By Randy Bergmann
Will students and staff be safe in the schools that fully re-open or adopt the hybrid model? With most set to open next week, the answers should come quickly.
But as the clock ticks down, many districts, teacher groups and parents are becoming increasingly nervous.
The state School Boards Association released a followup to its school restart plan on Monday that was chocked full of concerns, mostly related to lack of funding for necessary safety upgrades and the failures of the federal government, the Murphy administration and Legislature to take steps needed to provide a safe, educationally sound environment.
Read the NJSBA report “Choosing the Best ‘Road Back’ for Our Children here: https://www.njsba.org/wp-content/uploads/2020/08/August-31-FINAL.pdf
This comes on top of the reservations expressed all along by the NJEA and local teacher unions, including the one in Lakewood – the only public school district in Ocean County to opt for a full, five-day-a-week return to classes.
Read the NJEA’s “Suggested Minimum Acceptable Standards for a Return to In-person Instruction here: https://www.njea.org/COVID-19/
Among other things, the NJSBA report was critical of the state for frequently changing the ground rules for reopening throughout the summer. However, many of those changes were warranted, as conditions regarding the coronavirus and lessons learned from experiences with reopenings in other countries became available.

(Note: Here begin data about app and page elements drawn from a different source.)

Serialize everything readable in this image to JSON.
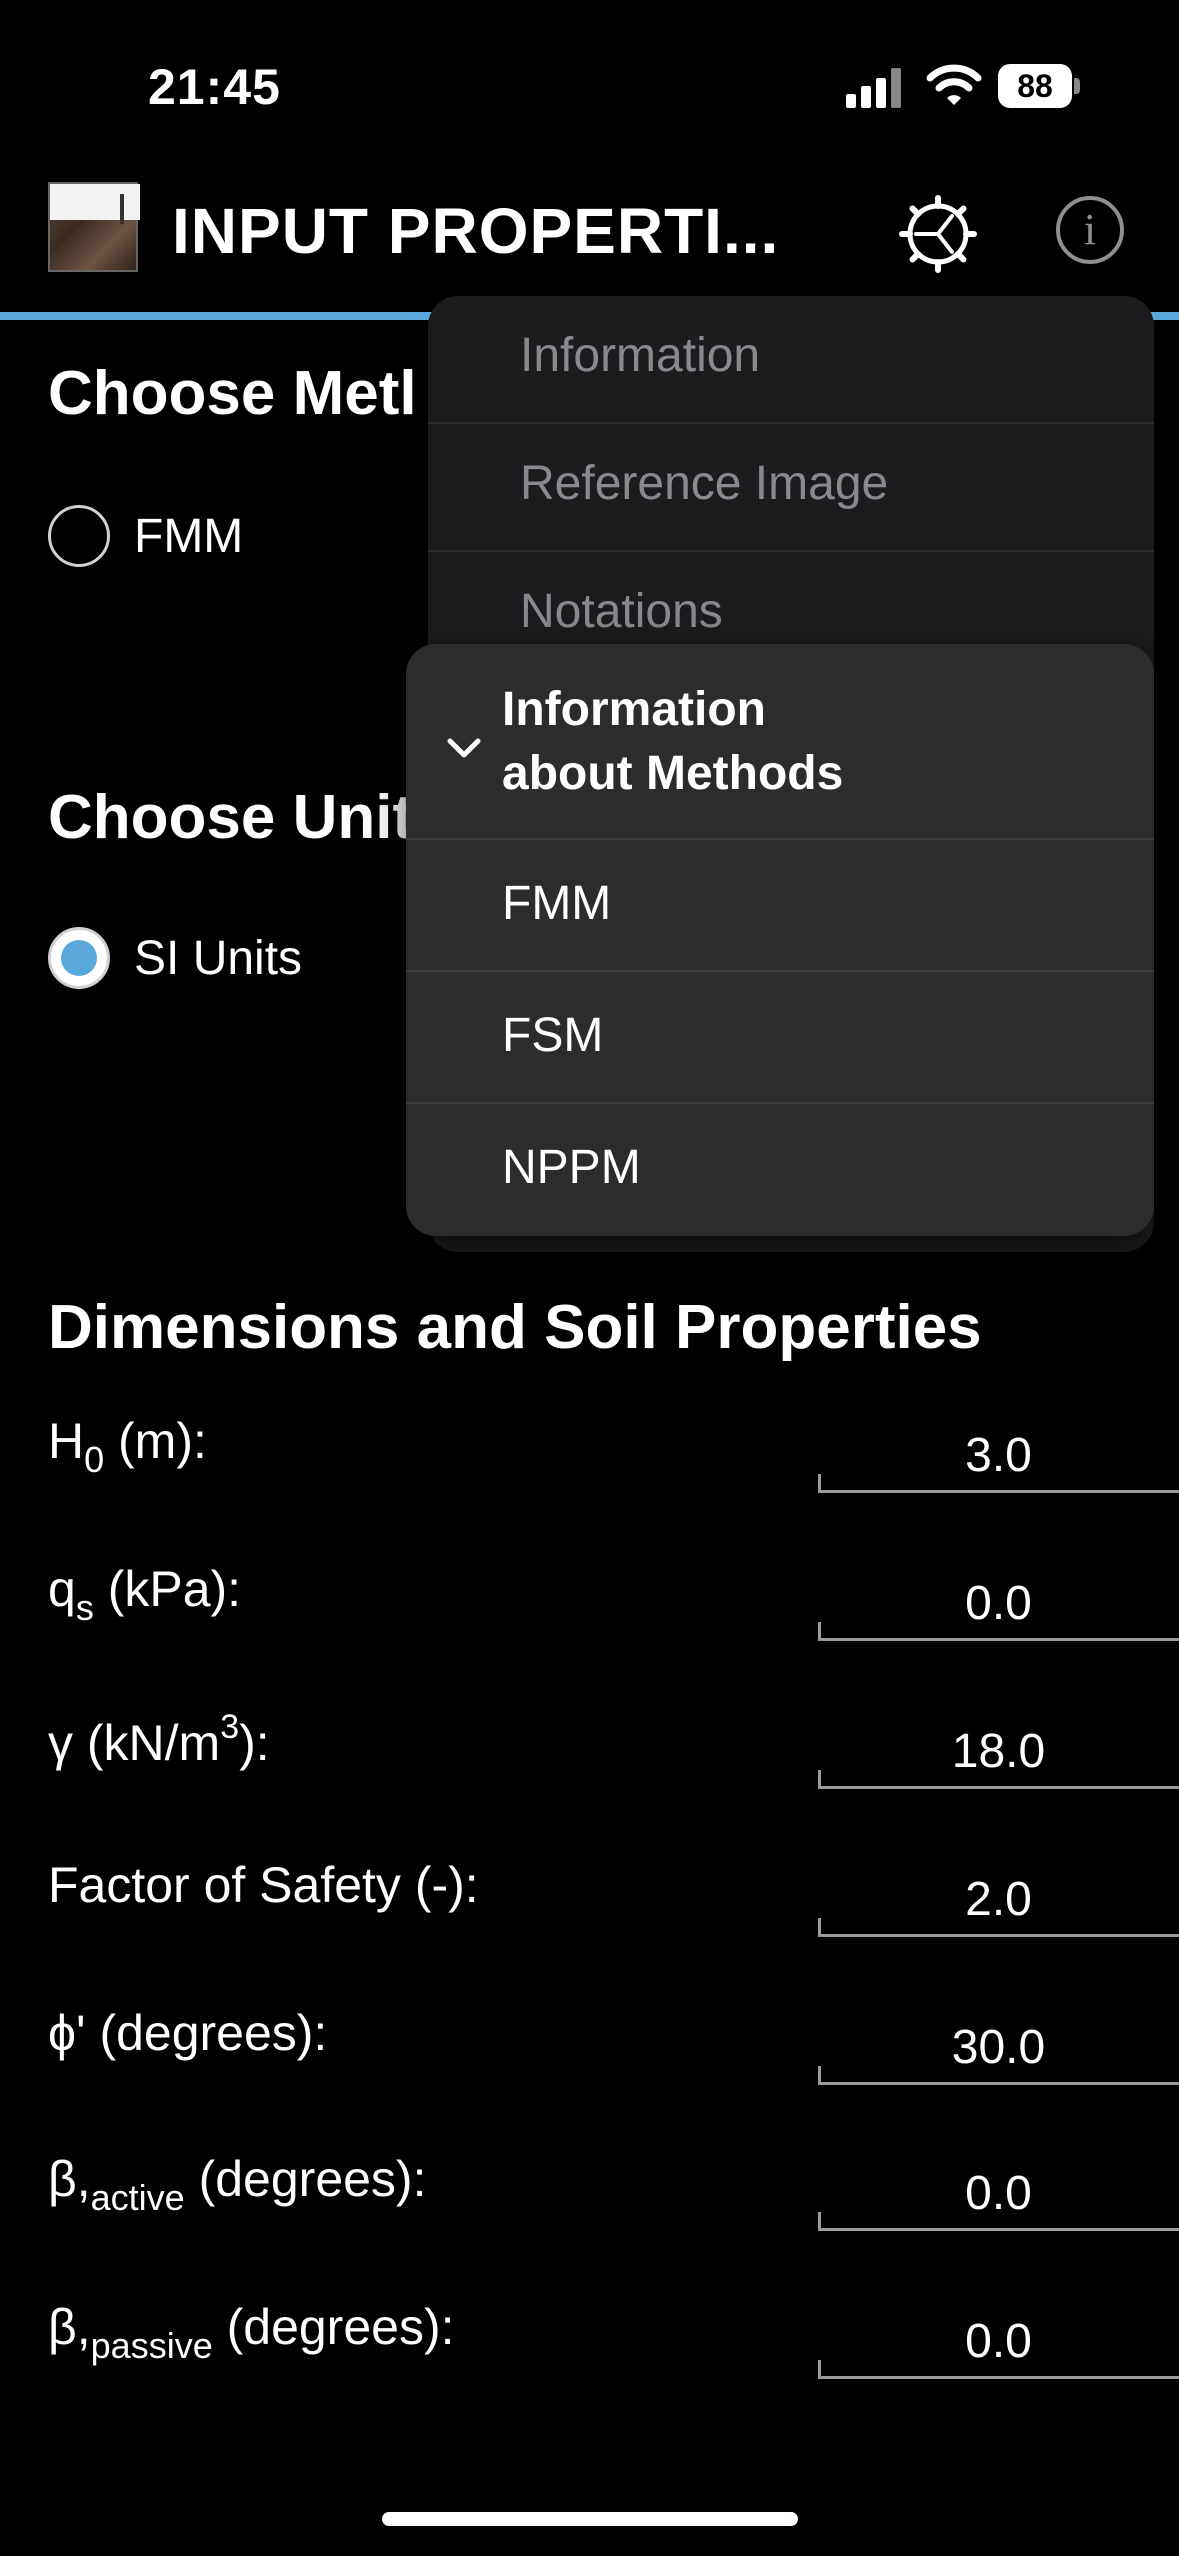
{
  "status": {
    "time": "21:45",
    "battery": "88"
  },
  "header": {
    "title": "INPUT PROPERTI..."
  },
  "method_section": {
    "title": "Choose Metl",
    "option_fmm": "FMM"
  },
  "units_section": {
    "title": "Choose Unit",
    "option_si": "SI Units"
  },
  "dimensions": {
    "title": "Dimensions and Soil Properties",
    "rows": [
      {
        "label": "H",
        "sub": "0",
        "suffix": " (m):",
        "value": "3.0"
      },
      {
        "label": "q",
        "sub": "s",
        "suffix": " (kPa):",
        "value": "0.0"
      },
      {
        "label": "γ (kN/m",
        "sup": "3",
        "suffix": "):",
        "value": "18.0"
      },
      {
        "label": "Factor of Safety (-):",
        "value": "2.0"
      },
      {
        "label": "ϕ' (degrees):",
        "value": "30.0"
      },
      {
        "label": "β,",
        "sub": "active",
        "suffix": " (degrees):",
        "value": "0.0"
      },
      {
        "label": "β,",
        "sub": "passive",
        "suffix": " (degrees):",
        "value": "0.0"
      }
    ]
  },
  "info_menu": {
    "items": [
      "Information",
      "Reference Image",
      "Notations"
    ]
  },
  "submenu": {
    "header_line1": "Information",
    "header_line2": "about Methods",
    "items": [
      "FMM",
      "FSM",
      "NPPM"
    ]
  },
  "colors": {
    "accent": "#5aa7dc",
    "background": "#000000",
    "menu": "#2c2c2e"
  }
}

But the state’s guidance on reopening safely has been short on mandates and long on “suggestions,” leaving many of the difficult decisions to individual school districts. That was done, Gov. Murphy has said, to allow for local circumstances. That makes sense. But some of the guidance on social distancing, testing and contact tracing has been too vague.
The words “wherever possible” pop all too frequently, as it relates, for instance, to social distancing in classrooms and school buses, and other safety protocols. Safety measures should be uniform throughout the state. Further, there are no specific requirements for testing.
A Q&A on the state Department of Education website states “There is no statewide policy for testing students and currently neither the CDC nor the NJ DOH recommend daily testing of students.” That has led to a wide range of testing policies in districts that could lead to a wide variation in how safe those districts will be.
Read the NJ Education Department’s ”School Reopening Frequently Asked Questions here:” https://nj.gov/education/reopening/faqs/index.shtml
About 240 school districts, more than one-third of the total, wiill be reopening remotely. Another 68 plan to fully reopen. Most districts will use the hybrid model, typically with students attending class two days a week and learning remotely the other three days. Most private and parochial schools will fully reopen.
Only one thing is certain in the days and weeks after New Jersey schools reopen. There will be lots of second-guessing and “I told you so’s.” Let’s hope the “I told you so’s” come from those who said schools could reopen safely.
Randy Bergmann is the former Editorial Page Editor of The Asbury Park Press